Dataset rows for apps and sites

==============================

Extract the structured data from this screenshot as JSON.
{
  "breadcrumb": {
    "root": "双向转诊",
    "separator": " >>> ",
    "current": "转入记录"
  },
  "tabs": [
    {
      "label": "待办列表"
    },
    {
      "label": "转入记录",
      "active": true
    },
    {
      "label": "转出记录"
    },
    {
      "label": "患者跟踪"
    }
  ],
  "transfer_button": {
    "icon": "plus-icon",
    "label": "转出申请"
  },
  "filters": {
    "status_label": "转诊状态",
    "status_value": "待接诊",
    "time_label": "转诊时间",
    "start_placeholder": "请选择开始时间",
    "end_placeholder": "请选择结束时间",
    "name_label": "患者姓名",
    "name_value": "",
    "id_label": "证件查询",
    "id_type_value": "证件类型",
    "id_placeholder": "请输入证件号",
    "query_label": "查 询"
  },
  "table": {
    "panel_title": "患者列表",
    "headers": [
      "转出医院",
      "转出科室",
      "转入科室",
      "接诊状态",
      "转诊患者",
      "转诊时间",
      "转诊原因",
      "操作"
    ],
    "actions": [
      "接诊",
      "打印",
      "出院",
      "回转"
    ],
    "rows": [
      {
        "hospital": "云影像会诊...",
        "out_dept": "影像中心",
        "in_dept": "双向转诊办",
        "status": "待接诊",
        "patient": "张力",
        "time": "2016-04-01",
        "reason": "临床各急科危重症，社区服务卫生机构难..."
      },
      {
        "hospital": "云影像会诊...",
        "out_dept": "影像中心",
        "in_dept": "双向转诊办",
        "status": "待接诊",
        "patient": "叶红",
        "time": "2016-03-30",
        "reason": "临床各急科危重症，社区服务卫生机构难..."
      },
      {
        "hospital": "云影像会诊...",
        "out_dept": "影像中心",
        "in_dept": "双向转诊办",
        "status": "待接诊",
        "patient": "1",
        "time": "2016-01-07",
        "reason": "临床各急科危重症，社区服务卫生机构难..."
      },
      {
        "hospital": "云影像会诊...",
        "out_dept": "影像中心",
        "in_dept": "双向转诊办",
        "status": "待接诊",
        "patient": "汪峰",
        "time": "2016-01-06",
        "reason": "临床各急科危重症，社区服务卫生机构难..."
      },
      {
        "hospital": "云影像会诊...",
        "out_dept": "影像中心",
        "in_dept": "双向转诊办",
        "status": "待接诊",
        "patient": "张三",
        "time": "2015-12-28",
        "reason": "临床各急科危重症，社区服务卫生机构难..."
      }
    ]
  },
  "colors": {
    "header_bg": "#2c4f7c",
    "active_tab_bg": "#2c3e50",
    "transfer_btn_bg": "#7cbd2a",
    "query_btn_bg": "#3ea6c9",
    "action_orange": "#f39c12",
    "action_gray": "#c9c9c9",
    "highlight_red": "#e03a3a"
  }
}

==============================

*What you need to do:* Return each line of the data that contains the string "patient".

*Answer section:*
        "patient": "张力",
        "patient": "叶红",
        "patient": "1",
        "patient": "汪峰",
        "patient": "张三",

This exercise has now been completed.